SoNaRR2020: Enclosed farmland
This chapter assesses the progress towards the...
This chapter assesses the progress towards the sustainable management of natural resources in the coastal margin ecosystem
Wales has 2,700 km of coastline. The coastal margins ecosystem is made up of saltmarsh, sand dunes, sea cliffs, shingle and saline lagoons. It represents just 3% of the semi-natural habitats in Wales.
Confined to an often-narrow zone these habitats form the transition between the land and the sea. Historically, significant losses have occurred due to land claim, agricultural intensification and development.
Naturally dynamic, coastal margins can shift or change as they experience erosion, accretion (growth/increases), longshore drift, seasonal changes and storms.
Strong patterns of different plant communities can develop because of differences in exposure to salt spray, tides and succession. The coastal zone is highly biodiverse and is characterised by specialised species adapted to maritime conditions.
The Welsh coastline is celebrated for its iconic scenery and it is popular for both recreation and tourism.

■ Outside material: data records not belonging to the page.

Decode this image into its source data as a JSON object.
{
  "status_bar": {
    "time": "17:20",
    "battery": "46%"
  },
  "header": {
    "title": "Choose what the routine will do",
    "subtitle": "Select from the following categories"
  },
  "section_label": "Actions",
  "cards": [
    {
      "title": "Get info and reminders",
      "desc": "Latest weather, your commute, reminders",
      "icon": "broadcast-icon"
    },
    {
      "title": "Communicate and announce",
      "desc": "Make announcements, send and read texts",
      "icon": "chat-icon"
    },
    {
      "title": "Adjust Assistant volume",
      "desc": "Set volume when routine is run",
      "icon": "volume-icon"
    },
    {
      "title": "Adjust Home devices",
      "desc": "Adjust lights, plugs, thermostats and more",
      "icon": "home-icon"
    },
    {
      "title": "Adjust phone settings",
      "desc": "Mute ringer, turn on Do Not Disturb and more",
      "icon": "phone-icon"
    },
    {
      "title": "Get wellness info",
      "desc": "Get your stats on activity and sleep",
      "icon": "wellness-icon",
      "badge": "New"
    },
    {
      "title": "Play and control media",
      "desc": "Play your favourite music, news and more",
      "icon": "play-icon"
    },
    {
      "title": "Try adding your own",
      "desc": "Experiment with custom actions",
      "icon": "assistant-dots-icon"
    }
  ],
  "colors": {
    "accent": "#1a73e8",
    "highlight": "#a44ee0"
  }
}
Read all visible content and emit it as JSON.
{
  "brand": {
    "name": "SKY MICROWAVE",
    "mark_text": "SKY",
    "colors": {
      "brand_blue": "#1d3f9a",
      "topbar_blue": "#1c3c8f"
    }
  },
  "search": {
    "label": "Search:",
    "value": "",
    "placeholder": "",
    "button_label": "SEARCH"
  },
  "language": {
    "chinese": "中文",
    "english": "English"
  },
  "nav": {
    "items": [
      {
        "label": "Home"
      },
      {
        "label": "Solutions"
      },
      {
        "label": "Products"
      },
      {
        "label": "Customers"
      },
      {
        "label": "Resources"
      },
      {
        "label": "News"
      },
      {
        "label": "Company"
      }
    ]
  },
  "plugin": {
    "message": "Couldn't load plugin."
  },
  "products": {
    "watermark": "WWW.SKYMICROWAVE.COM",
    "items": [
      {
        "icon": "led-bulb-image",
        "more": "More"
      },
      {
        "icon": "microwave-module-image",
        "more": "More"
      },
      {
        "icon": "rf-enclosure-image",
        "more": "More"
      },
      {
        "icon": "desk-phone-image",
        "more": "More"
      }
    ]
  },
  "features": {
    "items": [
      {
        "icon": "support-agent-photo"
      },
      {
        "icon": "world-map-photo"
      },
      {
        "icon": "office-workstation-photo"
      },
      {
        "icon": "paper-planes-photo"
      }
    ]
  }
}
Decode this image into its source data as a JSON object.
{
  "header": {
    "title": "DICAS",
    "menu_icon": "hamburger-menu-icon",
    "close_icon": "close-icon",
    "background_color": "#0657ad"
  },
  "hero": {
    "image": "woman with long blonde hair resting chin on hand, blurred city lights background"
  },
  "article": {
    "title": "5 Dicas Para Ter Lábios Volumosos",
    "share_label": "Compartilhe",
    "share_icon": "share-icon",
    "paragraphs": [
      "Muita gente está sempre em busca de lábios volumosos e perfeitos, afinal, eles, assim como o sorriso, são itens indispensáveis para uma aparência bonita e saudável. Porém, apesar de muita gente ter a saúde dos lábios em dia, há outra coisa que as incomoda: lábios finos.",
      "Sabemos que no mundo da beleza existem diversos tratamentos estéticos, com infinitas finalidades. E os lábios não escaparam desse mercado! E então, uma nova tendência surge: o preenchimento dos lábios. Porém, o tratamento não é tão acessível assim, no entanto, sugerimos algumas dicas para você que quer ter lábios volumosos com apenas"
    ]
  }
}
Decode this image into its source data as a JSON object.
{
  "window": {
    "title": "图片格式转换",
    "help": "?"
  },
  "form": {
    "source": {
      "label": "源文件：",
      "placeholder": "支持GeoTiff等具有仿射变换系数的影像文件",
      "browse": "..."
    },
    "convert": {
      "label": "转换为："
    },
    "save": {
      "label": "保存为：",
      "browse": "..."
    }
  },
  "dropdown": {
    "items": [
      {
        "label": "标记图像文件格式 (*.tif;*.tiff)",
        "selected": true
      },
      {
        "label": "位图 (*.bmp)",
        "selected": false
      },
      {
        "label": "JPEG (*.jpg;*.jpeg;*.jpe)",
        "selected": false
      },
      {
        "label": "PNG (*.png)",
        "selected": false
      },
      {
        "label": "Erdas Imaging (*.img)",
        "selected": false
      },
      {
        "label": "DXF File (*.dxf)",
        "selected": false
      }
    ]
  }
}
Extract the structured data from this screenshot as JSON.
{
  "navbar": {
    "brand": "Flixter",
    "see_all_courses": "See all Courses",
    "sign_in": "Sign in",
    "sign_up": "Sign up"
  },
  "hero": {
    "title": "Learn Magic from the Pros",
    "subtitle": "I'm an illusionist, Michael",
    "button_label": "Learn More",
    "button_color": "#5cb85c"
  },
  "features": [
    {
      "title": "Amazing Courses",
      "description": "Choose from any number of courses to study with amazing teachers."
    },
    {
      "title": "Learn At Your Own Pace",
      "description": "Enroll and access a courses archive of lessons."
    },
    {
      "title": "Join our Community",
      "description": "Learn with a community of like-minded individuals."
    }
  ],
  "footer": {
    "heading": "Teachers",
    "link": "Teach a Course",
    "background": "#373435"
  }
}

This brings benefits for both the economy and personal well-being.
Coastal margin habitats play an important role in contributing to flood protection over much of the Welsh coastline by either acting as a barrier to flooding or a buffer by absorbing wave energy.
Traditionally a high proportion of coastal habitats have been managed for agriculture (mostly grazing), which is often important for the maintenance of good quality habitat.
Coastal margins are now at the front line in terms of climate change, they are threatened by sea-level rise and accelerated erosion.
The chapter highlights the various pressures impacting on the status, extent, condition and diversity of the coastal margin ecosystem. The opportunities to improve the resilience of coastal margin and secure well-being are outlined.
The Coastal margins chapter's evidence needs are included in the overall evidence needs table.